(Beginning of INFORMATION PROVIDED)
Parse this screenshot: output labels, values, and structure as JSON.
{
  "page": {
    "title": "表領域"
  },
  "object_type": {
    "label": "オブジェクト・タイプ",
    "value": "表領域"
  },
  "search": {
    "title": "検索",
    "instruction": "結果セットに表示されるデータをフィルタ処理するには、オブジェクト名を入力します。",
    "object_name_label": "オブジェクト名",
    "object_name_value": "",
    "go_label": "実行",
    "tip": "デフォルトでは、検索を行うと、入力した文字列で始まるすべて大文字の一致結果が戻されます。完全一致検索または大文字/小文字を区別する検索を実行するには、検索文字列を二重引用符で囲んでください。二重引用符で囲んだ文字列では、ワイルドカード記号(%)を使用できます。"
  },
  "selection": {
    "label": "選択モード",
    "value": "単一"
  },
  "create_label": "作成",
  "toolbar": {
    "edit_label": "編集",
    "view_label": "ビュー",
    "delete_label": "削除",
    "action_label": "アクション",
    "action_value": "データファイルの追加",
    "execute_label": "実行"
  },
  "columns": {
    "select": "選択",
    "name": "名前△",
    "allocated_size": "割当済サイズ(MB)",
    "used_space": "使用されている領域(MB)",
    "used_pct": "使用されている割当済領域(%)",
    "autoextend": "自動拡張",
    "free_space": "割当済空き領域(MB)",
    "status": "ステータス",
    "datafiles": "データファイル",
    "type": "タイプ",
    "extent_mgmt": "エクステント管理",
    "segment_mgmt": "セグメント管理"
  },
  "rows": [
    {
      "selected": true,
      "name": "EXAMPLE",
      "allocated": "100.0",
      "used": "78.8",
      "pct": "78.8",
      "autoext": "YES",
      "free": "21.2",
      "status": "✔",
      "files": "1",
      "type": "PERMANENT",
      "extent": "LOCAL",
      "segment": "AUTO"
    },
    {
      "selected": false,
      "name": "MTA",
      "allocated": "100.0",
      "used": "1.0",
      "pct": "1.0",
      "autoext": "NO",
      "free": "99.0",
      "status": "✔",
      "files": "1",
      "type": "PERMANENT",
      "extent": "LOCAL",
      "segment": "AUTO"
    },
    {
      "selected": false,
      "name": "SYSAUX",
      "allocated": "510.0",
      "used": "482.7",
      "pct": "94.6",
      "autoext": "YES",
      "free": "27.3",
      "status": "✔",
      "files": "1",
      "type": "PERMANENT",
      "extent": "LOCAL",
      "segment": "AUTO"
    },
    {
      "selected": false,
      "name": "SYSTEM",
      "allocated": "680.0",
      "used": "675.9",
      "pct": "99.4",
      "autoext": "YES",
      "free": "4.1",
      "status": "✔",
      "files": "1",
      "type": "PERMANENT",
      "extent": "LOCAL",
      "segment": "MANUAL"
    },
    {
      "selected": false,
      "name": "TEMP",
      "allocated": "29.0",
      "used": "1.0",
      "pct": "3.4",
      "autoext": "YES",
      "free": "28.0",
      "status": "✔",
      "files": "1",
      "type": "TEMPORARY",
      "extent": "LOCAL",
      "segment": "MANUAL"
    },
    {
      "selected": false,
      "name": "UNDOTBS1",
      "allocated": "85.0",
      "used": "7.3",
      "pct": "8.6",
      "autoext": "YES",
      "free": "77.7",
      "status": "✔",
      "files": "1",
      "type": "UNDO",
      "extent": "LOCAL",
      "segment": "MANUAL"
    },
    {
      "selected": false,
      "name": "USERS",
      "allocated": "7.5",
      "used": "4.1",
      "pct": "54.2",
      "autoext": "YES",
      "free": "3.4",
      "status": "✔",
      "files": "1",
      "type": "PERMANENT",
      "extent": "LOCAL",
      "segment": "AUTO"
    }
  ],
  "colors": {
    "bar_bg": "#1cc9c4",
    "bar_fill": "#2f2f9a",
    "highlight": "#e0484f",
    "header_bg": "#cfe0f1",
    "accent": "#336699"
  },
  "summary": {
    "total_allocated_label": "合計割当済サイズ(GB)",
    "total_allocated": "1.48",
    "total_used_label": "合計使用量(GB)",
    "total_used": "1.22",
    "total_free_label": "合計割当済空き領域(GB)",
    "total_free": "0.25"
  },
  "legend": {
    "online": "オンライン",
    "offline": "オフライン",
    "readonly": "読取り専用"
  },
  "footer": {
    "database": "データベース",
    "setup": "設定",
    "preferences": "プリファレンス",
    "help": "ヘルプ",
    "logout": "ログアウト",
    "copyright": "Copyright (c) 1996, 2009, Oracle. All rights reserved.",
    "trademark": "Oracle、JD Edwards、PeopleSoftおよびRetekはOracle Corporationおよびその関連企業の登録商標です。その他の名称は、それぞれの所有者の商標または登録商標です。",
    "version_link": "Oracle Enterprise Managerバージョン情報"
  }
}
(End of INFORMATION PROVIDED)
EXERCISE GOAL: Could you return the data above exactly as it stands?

SOLUTION:
Parse this screenshot: output labels, values, and structure as JSON.
{
  "page": {
    "title": "表領域"
  },
  "object_type": {
    "label": "オブジェクト・タイプ",
    "value": "表領域"
  },
  "search": {
    "title": "検索",
    "instruction": "結果セットに表示されるデータをフィルタ処理するには、オブジェクト名を入力します。",
    "object_name_label": "オブジェクト名",
    "object_name_value": "",
    "go_label": "実行",
    "tip": "デフォルトでは、検索を行うと、入力した文字列で始まるすべて大文字の一致結果が戻されます。完全一致検索または大文字/小文字を区別する検索を実行するには、検索文字列を二重引用符で囲んでください。二重引用符で囲んだ文字列では、ワイルドカード記号(%)を使用できます。"
  },
  "selection": {
    "label": "選択モード",
    "value": "単一"
  },
  "create_label": "作成",
  "toolbar": {
    "edit_label": "編集",
    "view_label": "ビュー",
    "delete_label": "削除",
    "action_label": "アクション",
    "action_value": "データファイルの追加",
    "execute_label": "実行"
  },
  "columns": {
    "select": "選択",
    "name": "名前△",
    "allocated_size": "割当済サイズ(MB)",
    "used_space": "使用されている領域(MB)",
    "used_pct": "使用されている割当済領域(%)",
    "autoextend": "自動拡張",
    "free_space": "割当済空き領域(MB)",
    "status": "ステータス",
    "datafiles": "データファイル",
    "type": "タイプ",
    "extent_mgmt": "エクステント管理",
    "segment_mgmt": "セグメント管理"
  },
  "rows": [
    {
      "selected": true,
      "name": "EXAMPLE",
      "allocated": "100.0",
      "used": "78.8",
      "pct": "78.8",
      "autoext": "YES",
      "free": "21.2",
      "status": "✔",
      "files": "1",
      "type": "PERMANENT",
      "extent": "LOCAL",
      "segment": "AUTO"
    },
    {
      "selected": false,
      "name": "MTA",
      "allocated": "100.0",
      "used": "1.0",
      "pct": "1.0",
      "autoext": "NO",
      "free": "99.0",
      "status": "✔",
      "files": "1",
      "type": "PERMANENT",
      "extent": "LOCAL",
      "segment": "AUTO"
    },
    {
      "selected": false,
      "name": "SYSAUX",
      "allocated": "510.0",
      "used": "482.7",
      "pct": "94.6",
      "autoext": "YES",
      "free": "27.3",
      "status": "✔",
      "files": "1",
      "type": "PERMANENT",
      "extent": "LOCAL",
      "segment": "AUTO"
    },
    {
      "selected": false,
      "name": "SYSTEM",
      "allocated": "680.0",
      "used": "675.9",
      "pct": "99.4",
      "autoext": "YES",
      "free": "4.1",
      "status": "✔",
      "files": "1",
      "type": "PERMANENT",
      "extent": "LOCAL",
      "segment": "MANUAL"
    },
    {
      "selected": false,
      "name": "TEMP",
      "allocated": "29.0",
      "used": "1.0",
      "pct": "3.4",
      "autoext": "YES",
      "free": "28.0",
      "status": "✔",
      "files": "1",
      "type": "TEMPORARY",
      "extent": "LOCAL",
      "segment": "MANUAL"
    },
    {
      "selected": false,
      "name": "UNDOTBS1",
      "allocated": "85.0",
      "used": "7.3",
      "pct": "8.6",
      "autoext": "YES",
      "free": "77.7",
      "status": "✔",
      "files": "1",
      "type": "UNDO",
      "extent": "LOCAL",
      "segment": "MANUAL"
    },
    {
      "selected": false,
      "name": "USERS",
      "allocated": "7.5",
      "used": "4.1",
      "pct": "54.2",
      "autoext": "YES",
      "free": "3.4",
      "status": "✔",
      "files": "1",
      "type": "PERMANENT",
      "extent": "LOCAL",
      "segment": "AUTO"
    }
  ],
  "colors": {
    "bar_bg": "#1cc9c4",
    "bar_fill": "#2f2f9a",
    "highlight": "#e0484f",
    "header_bg": "#cfe0f1",
    "accent": "#336699"
  },
  "summary": {
    "total_allocated_label": "合計割当済サイズ(GB)",
    "total_allocated": "1.48",
    "total_used_label": "合計使用量(GB)",
    "total_used": "1.22",
    "total_free_label": "合計割当済空き領域(GB)",
    "total_free": "0.25"
  },
  "legend": {
    "online": "オンライン",
    "offline": "オフライン",
    "readonly": "読取り専用"
  },
  "footer": {
    "database": "データベース",
    "setup": "設定",
    "preferences": "プリファレンス",
    "help": "ヘルプ",
    "logout": "ログアウト",
    "copyright": "Copyright (c) 1996, 2009, Oracle. All rights reserved.",
    "trademark": "Oracle、JD Edwards、PeopleSoftおよびRetekはOracle Corporationおよびその関連企業の登録商標です。その他の名称は、それぞれの所有者の商標または登録商標です。",
    "version_link": "Oracle Enterprise Managerバージョン情報"
  }
}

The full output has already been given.